Yesterday began my 10-day stay in NYC for Lincoln Center Education's Summer Forum. I'm here as a participant in Teaching Artist training, a dream I've had for many years come true. In case you're wondering, a teaching artist is "a practicing professional artist with the complementary skills, curiosities and habits of mind of an educator, who can effectively engage a wide range of people in learning experiences in, through, and about the arts."
Every since I learned what teaching artistry was, I felt called to the work. I always identified first as an artist, but I also longed to "engage a wide range of people in learning experiences in, through, and about the arts," like a teacher. This impulse to share my craft with people always seemed to be tapping me on the shoulder on the tail of each creative impulse. I liked interacting with the audience just as much as I did performing, and for me that has had many iterations--from teaching college music courses to speaking from the stage at concerts to being a guest in the public school classroom-- yet I've always wanted to stretch my skills. And so this summer, I finally get a chance to focus in, here with the folks who I believe do it best.
Yesterday morning's session began with a welcome and keynote by the Excecutive VP of Lincoln Center Education, Community Engagement, and International, Russell Granet. He had quite a lot of inspiring things to share, but the thing I found myself thinking at the end of a wonderful first day, was the question he asked all of us: "Why are you here?"
Now, if you've read the paragraphs above you might think you know the answer to this question for me (indeed I thought I knew it myself), but after ruminating, I have a more complex answer. I am here to deepen my teaching artist practice, for sure, but coming back to NYC, coming back to Juilliard, to open myself up again to inspiration, to be vulnerable enough for growth, that something that hasn't always seemed possible.
There aren't very many places in the world where the architecture truly captures the spirit of a place, like it does at Juilliard. Upon entering you're met immediately with a seemingly impenetrable staircase. This last hurdle, a treacherously steep uneven Tetris game gone awry, reminded me poignantly everyday what hard work was to get there. (It never occurred to me to take the elevator!) Like so many students there, I felt like an imposter. I'd somehow snuck in under the radar and my main goal was to make sure no one found out I was a fake. I approached the whole experience with trepidation and fear. This fear, which turned into despair, poisoned every aspect of my life during those years--starving myself down to a size 2, compulsive exercise, regularly pulling all nighters studying and practicing, unhealthy relationships. I believe this was not triggered by one specific person or experience, but a conglomeration of all my years of perfectionism reaching fever pitch in a city who's perfection triggers never sleep. Looking back on it now, I'm amazed I managed as well as I did in that state.
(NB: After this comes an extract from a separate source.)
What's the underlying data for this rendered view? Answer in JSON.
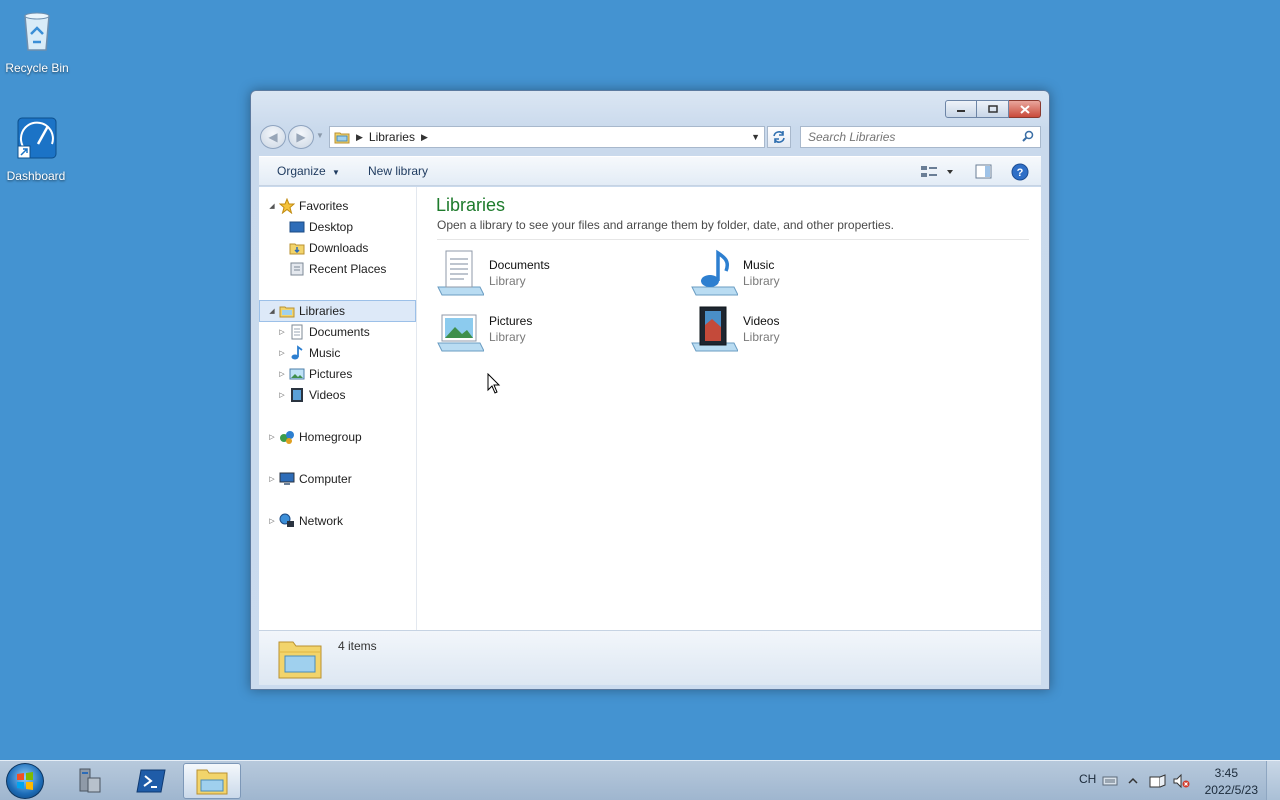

I've been back on campus numerous times since those days, but somehow being here in my old classrooms for an extended period of time for this workshop, perhaps because I'm happier, healthier, and more joyful than ever--it redeems those rough years for me. It might seem odd to say it, but today I found myself remembering the master classes that took place in the room we were in, and now almost for the first time, being able to process and learn the lessons that those teachers were trying to share all those years ago.
They had fallen on deaf ears before, because when you are that scared of failure, learning is not possible.
I'm indescribably grateful for these opportunities--to have studied here and to be back. My journey wasn't easy, but it was meaningful. And I wouldn't be where I am today without that experience.
I am here to relish learning and music-making in these hallowed halls like I was never able to before.
I'm here to share my story so that someone else who may feel this way won't feel alone.
I'm here to absorb every ounce of teaching artist training I can get, because this work opens me to a special kind of joy that both the world and I sorely need.
Have you thought about why you're here? (Wherever that may be.) Are you able to be vulnerable enough to learn? Courageous enough to see yourself honestly? Joyful enough to repurpose your pain into growth? I hope so.